How To Get A Work Visa For Canada


Work Visas / Permits

I blog a lot about the details of the different immigration categories.  This time, I’m going to take a higher level view on how an individual can obtain a work permit for Canada.

I’ll address business visitors and other workers in another post.

In most circumstances, obtaining a work permit usually requires a job offer from a Canadian employer.  Depending on your citizenship and occupation, this job offer may or may not have to be “confirmed” by a government agency in Canada called Service Canada which issues a labour market opinion.

The labour market opinion simply confirms whether or not it is difficult (or impossible) for an employer to find a Canadian to do the job.  Canada has what is termed a “Canadians First” policy which means that if Canadians are readily available to do the work, then a work permit will not be issued to a foreign national.

Work Permits That Do Not Require A Labour Opinion

If you are a US or Mexican citizen you may be in luck – you may be able to take advantage of the North American Free Trade Agreement (NAFTA) which means you won’t have to get a positive labour market opinion from Service Canada.  You will still need a job offer from an employer but your employer will not have to show that it is difficult to find a Canadian to do the job.

However, in order to take advantage of NAFTA as a professional, your profession and training have to be on the list of NAFTA professionals. Click here  to see the list of professionals and training requirements to qualify as a professional under NAFTA.

Another work permit that does not require a labour market opinion is an open work permit that can be applied for by a spouse of a foreign student or worker in Canada.  An open work permit allows a spouse to work for whomever he or she chooses in Canada.

There are other work permits that do not require a labour market opinion that I’ll address in another post.

Work Permits That Do Require A Labour Market Opinion

Most work permits require a labour market opinion.  Generally, a work permit will only be issued to individuals in an occupation level of A, B or 0 in the National Occupational Classification of Canada.  These are generally skilled, management or scientific occupations.

There are provisions for work permits for individuals to perform semi-skilled labour through a number of provincial nominee programs.

In order to obtain a work permit, an individual must first secure a job offer from a Canadian employer.  This job offer will be subject to a positive opinion from Service Canada and the individual obtaining the work permit.

The employer must follow very specific steps in terms of advertising the position across Canada using various methods (and for various time periods) depending on the position and occupation.

The employer must then apply to Service Canada using their forms and providing supporting evidence (such as job ads, the offer letter, certificate of incorporation and so forth) for a labour market opinion.  There are Service Canada offices in each Canadian province.

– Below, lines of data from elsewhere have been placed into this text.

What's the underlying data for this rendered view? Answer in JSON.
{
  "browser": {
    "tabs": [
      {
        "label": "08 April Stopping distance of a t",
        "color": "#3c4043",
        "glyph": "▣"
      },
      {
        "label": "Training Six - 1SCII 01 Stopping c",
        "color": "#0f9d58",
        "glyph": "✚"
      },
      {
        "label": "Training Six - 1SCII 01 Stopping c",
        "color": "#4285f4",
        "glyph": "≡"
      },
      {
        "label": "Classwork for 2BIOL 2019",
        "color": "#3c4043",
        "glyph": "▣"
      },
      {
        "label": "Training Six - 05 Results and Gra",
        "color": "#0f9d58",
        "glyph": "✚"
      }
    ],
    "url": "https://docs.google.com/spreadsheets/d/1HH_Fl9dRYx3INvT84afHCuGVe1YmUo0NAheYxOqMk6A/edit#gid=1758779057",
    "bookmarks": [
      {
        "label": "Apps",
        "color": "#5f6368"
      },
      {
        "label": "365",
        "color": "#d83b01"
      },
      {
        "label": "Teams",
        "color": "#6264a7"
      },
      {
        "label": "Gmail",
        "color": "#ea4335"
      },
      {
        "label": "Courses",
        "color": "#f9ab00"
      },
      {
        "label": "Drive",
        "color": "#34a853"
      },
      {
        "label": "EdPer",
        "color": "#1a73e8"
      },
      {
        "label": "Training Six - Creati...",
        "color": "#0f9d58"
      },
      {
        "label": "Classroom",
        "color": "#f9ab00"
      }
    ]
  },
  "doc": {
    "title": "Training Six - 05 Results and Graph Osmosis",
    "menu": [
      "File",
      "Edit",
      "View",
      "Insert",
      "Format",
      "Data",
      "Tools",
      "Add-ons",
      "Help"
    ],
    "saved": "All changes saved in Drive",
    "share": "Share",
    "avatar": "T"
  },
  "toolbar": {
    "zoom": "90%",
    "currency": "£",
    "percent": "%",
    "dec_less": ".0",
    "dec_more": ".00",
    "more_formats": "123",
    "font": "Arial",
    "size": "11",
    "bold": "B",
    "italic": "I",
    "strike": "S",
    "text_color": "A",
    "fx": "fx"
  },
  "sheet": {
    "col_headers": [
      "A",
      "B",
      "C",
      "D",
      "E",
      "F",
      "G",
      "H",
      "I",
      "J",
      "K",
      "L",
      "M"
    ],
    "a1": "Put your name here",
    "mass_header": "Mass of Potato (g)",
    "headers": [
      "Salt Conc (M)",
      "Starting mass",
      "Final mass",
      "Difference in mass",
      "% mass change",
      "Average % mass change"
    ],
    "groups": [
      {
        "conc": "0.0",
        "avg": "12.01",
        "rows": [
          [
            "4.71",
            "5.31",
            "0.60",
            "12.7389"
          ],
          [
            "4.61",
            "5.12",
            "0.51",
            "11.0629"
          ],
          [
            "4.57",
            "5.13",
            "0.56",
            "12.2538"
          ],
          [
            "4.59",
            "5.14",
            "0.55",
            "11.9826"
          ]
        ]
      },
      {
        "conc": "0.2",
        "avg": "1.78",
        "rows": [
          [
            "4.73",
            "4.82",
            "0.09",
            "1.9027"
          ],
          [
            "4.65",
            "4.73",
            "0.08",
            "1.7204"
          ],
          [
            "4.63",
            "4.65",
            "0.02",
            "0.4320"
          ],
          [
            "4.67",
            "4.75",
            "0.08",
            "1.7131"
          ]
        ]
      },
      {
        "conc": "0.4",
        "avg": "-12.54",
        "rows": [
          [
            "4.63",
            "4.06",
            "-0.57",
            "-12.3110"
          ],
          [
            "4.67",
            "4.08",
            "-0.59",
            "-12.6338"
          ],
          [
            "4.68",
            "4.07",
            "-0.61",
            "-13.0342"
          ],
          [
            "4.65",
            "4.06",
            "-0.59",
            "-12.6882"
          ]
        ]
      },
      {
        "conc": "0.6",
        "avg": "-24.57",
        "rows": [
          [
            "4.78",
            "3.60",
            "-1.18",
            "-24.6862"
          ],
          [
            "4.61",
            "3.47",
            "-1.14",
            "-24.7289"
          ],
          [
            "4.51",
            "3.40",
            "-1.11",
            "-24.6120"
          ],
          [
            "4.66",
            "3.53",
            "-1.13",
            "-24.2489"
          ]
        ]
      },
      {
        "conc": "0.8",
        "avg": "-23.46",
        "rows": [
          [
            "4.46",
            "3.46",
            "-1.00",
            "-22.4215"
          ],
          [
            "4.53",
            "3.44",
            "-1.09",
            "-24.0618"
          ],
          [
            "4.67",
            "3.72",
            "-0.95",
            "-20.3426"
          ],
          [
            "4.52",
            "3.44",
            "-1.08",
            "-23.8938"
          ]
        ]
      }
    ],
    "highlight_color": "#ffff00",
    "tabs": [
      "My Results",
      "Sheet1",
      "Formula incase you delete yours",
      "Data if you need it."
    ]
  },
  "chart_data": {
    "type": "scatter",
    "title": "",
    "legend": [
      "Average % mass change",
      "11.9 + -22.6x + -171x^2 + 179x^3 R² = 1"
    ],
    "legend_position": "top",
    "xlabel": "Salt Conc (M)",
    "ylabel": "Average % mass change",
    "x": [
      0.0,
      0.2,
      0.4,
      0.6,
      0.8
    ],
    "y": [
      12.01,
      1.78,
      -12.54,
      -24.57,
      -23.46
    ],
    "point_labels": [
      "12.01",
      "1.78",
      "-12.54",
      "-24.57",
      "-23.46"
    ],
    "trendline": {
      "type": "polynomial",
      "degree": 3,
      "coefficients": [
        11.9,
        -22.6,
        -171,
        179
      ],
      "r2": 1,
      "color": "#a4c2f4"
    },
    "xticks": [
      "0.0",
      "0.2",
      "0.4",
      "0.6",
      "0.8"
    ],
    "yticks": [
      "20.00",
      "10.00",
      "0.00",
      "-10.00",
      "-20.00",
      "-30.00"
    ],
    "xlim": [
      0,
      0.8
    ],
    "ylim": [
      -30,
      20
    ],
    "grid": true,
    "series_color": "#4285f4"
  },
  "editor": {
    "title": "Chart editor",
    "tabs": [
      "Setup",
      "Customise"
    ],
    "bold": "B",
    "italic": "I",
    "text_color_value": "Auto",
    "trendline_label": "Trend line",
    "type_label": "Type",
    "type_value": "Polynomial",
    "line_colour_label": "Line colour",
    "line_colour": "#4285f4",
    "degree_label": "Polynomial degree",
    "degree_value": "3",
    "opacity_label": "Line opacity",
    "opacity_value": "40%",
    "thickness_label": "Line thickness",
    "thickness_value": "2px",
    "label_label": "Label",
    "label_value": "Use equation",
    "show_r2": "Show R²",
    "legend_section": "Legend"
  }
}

If the opinion is positive (or neutral), the next step is for the individual to apply for a work permit with a copy of this labour market opinion to Citizenship and Immigration Canada (CIC).

CIC will evaluate the individual’s training and experience to determine whether he or she qualifies for a work permit.  If so, CIC will grant a work permit (barring any criminal or medical issues depending on the circumstances) for usually 2 years, though it varies.

An individual with a spouse should also always apply for an open work permit for the spouse, as these are not automatically granted – they must be applied for.

As mentioned, there are other avenues to work in Canada without a labour market opinion (or even a work permit), which I’ll discuss in future posts.

The process can be a bit daunting for both the employer and worker, so consulting a Canada immigration lawyer is always a good bet.

About the author

Gianpaolo Panusa Gianpaolo Panusa is a Canadian immigration lawyer, writer, and founder of the PanCanadian Immigration Law Group based in Vancouver, Canada. Google+ Profile